We’ve all had those moments as mothers. We don’t even realize we’ve been holding our breath until we gasp and fill our lungs with life again.
The first night your newborn sleeps through the night and you glance around your sun-filled bedroom in disbelief, then worry. You hear the baby’s cry, and you breathe with relief, with joy, as you reach for her.
The pediatrician wants some bloodwork, just as a precaution, not really expecting any problems, and the hours until you know the results are numbing. Then, there is the call from the doctor’s office and you breathe. How strange that you never realized you would forget how.
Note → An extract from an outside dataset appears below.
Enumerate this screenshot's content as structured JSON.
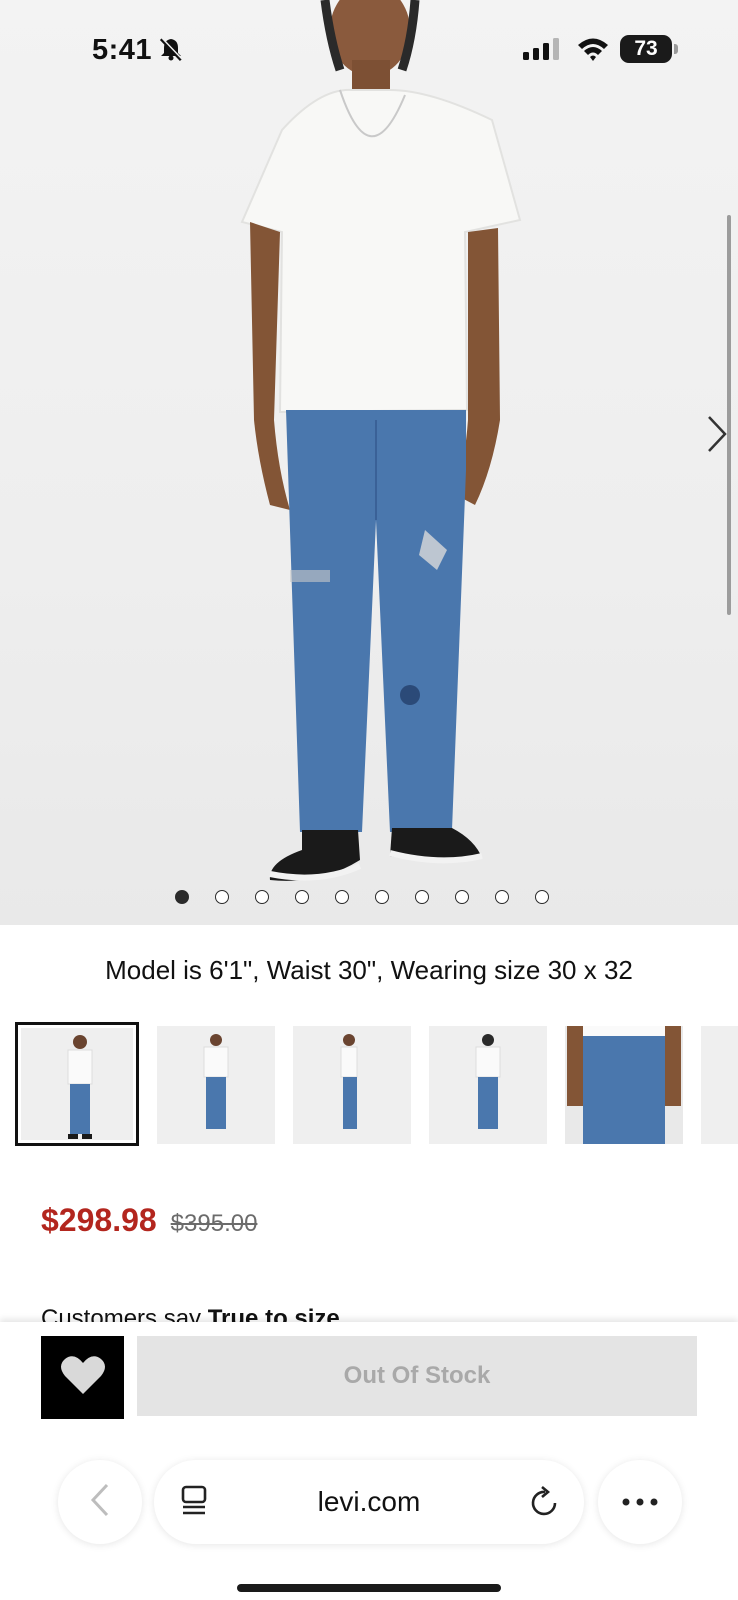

Your 6-year-old is in front of you, riding his new bike as you follow him. He turns for just a second to smile at you and runs into the parked car at the curb. There’s blood and there are screams, and you can’t get the bicycle you are on to move. Time has stopped. As you climb down to take him in your arms and see the gash in his leg that will require stitches, you forget to breathe.
And only on your way home from the emergency room, when you catch his eye in the rear-view mirror and he’s smiling at the dump truck alongside you, do your lungs fully inflate.
There are kindergarten orientations and drivers’ license tests, speaking parts in the dance recital you realize you’re subconsciously mouthing the words to as the applause comes, and you breathe.
Today is the day your daughter is asking the cutest guy in school to the dance and you’re in the lunchroom at work when your cell phone vibrates. There’s a conscious intake of breath.
Bet you think it’s going to get easier as the kids get older, and you will be breathing just fine again.
**Insert laughter here.**
“I didn’t realize you would still be awake or I would have called.”
“I think I’m going to apply to the college we visited last month.”
“My roommate’s brother has a really great car he’s going to sell me.”
“I’m going to ask her to marry me.”
And you breathe.
Then, one quiet afternoon, your phone dings. There’s a beautiful picture of your daughter and her boyfriend standing in front of a Colorado mountain. And there’s an engagement ring on her finger. “Won’t this be great for the Save The Date cards?”
The grandpuppy waddles into your family room wearing a shirt that reads BIG BROTHER. And you realize they’re not adopting another puppy. This will be your first grandchild. A girl. Breathing is optional as the tears wrack your body.
Six weeks later, there’s a picture frame inside that beautifully wrapped package, with a tiny hand waving in the ultrasound picture. Your first grandson. And you breathe.
“We’ve had many conversations, and we’re going to take that out-of-town job, Mom. We’re going next week to look at houses.”
Breathe. It all turns out OK.
And just last week, our teacher daughter sent a screenshot of the most beautiful e-mail I’ve seen in two years. The COVID-19 vaccine will be allotted to teachers in her district beginning March 1st. I gasped, I cried, and I breathed.
It felt wonderful.